B.C. man who killed 4 in Penticton shootings sentenced to life with no parole for 25 years
'I am shattered and devastated for what I have done,' John Brittain tells court
John Brittain, who shot four people to death in Penticton, B.C., over a neighbours' dispute, has been sentenced to life in prison with no chance of parole for 25 years.
Justice Alison Beames handed down the sentence Thursday in B.C. Supreme Court in Kelowna.
Brittain, 69, has been in custody since he was 67, meaning he will be 92 by the time he is eligible for parole. He told the court before sentencing he understands he will likely die in prison.
Brittain addressed the victims' families in a tense sentencing hearing, apologizing for murdering their loved ones and "shattering" their lives.
"I am truly, truly sorry for what I have done," said Brittain, speaking haltingly from the prisoner's box. "I have disrupted so many lives."
Brittain pleaded guilty Wednesday to three counts of first-degree murder and one count of second-degree murder in connection with the shootings on April 15, 2019.
He killed Rudi Winter, Darlene Knippelberg and Susan and Barry Wonch at their homes, shooting each of them multiple times in less than an hour. Court has heard he believed the victims, who were all neighbours, had been harassing his estranged wife for years.
Brittain apologized first to his surviving former spouse before addressing the victims' families.
"To [my ex-wife Katherine Brittain], I want to apologize for this. She had no idea I would have done such a thing," he said, taking lengthy pauses between sentences.
"To the families, my next apologies — I am shattered and devastated for what I have done."
The families, sitting metres away behind a clear Plexiglas barrier, wiped away tears as Brittain spoke.
He said he had a breakdown before the shooting, attributing his mental state to the recent separation from his wife and 20 years of being overworked and depressed.
He ended his statement with an apology to the police officers who had to respond to the grisly crime scenes.
The court has heard that some of the officers have not yet been able to return to work.
Beames noted that friction had developed between Katherine Brittain and Winter over issues like tree branches. There were also complaints about Wonch running a furniture business out of his home.
"Katherine felt the neighbours were bullying her. And the state of relations were very poor," Beames said.
Her husband wanted to leave Penticton, Beames said, but the issues Katherine was having with her neighbours were "an anchor" that was keeping him there.

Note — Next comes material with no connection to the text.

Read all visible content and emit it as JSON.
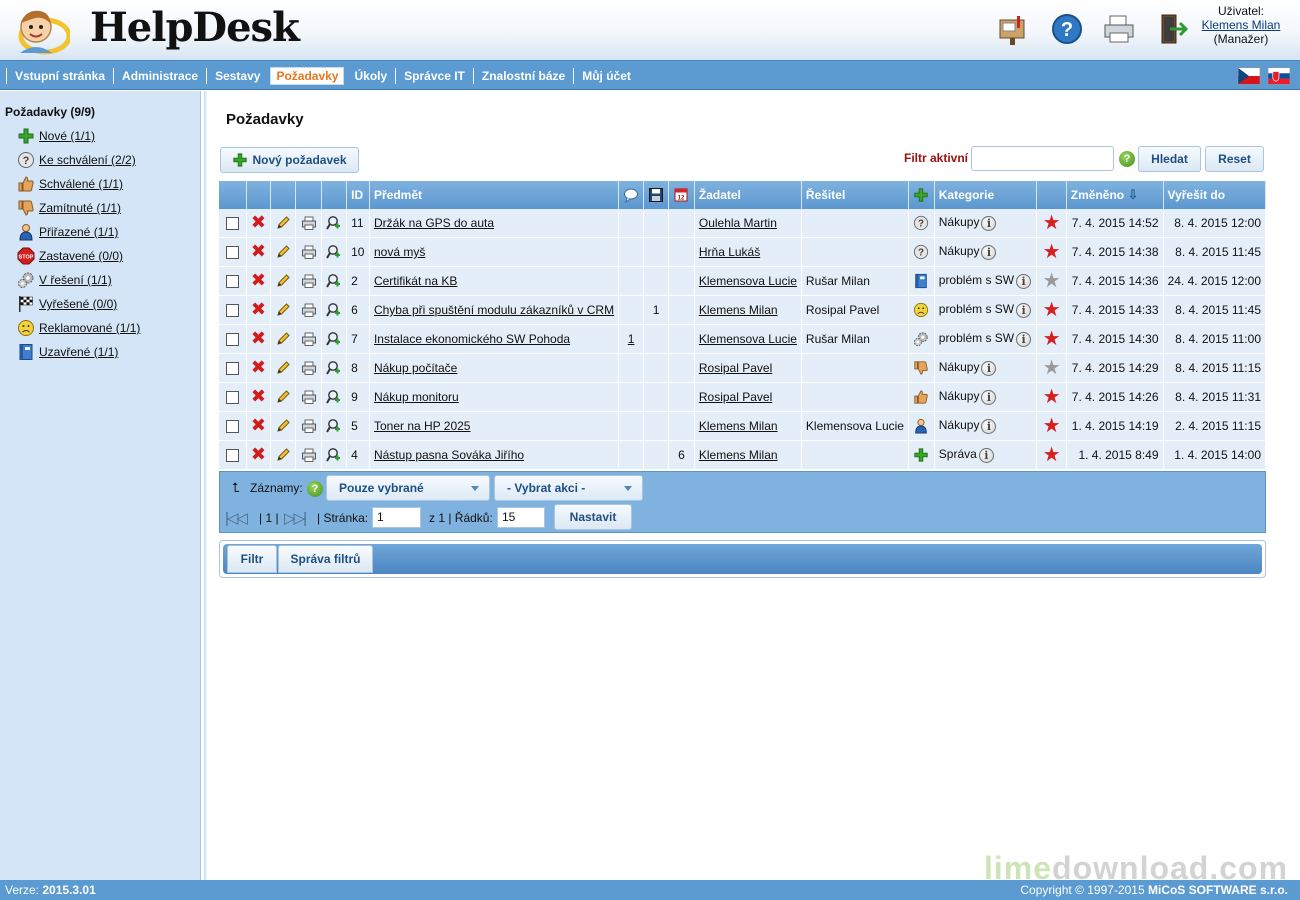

At around 10 a.m. on April 15, 2019, Brittain was at home and Winter was across the street, Beames said.
Half an hour later, Brittain took a rifle, loaded it with ammo and walked across the street.
He shot Winter once in the back, then three more times, then a final time in the head.
He then went to a nearby bank and withdrew $200. He then drove 20 minutes to the neighbourhood where his former wife lived.
He then loaded a rifle with cartridges and went to the Wonch residence. He shot Barry Wonch twice and Susan Wonch twice — once in the back of the head.
He then walked down the street to Knippelberg's home. He shot her as she opened the door, then twice more.
"The murders were horrific crimes. The Crown is not wrong in describing them as execution-style killings," Beames said.
"The impact to people is unimaginable."
Brittain then drove himself to the RCMP detachment in Penticton. He told police he wanted to turn himself in because he had just killed four people and told officers where to find the bodies.
Brittain's defence lawyer opened the hearing Thursday by acknowledging no sentence would comfort the spouses, children and families of the four seniors who were killed.
Still, the defence said Brittain's unexpected decision to plead guilty this month should be a mitigating factor in his sentence, as it spared the families and community the pain of a month-long trial.
Crown prosecutors had asked Beames to sentence Brittain to a life sentence without the chance of parole for 40 years — 10 years of parole ineligibility for each victim. Beames called that "unduly harsh."
The defence asked for 25 years before parole eligibility. The lawyer said Brittain's age, lack of criminal history and decision to immediately turn himself in should also be factors.
Beames noted Brittain was, for years, an "upstanding citizen" but suffered years of isolation, depression and other problems.
He had attempted suicide prior to the shootings. He experienced significant stress over his work. He lived a solitary life and his only significant relationship was with Katherine.
Beames also noted the "incomprehensible devastation" of the murders expressed by his victims' loved ones in the victim impact statements.
She said there was no question the community was shocked and saddened by the crimes.
"The effects will no doubt be felt for years to come," she said. "The families suffered immeasurably."
With files from David French and The Canadian Press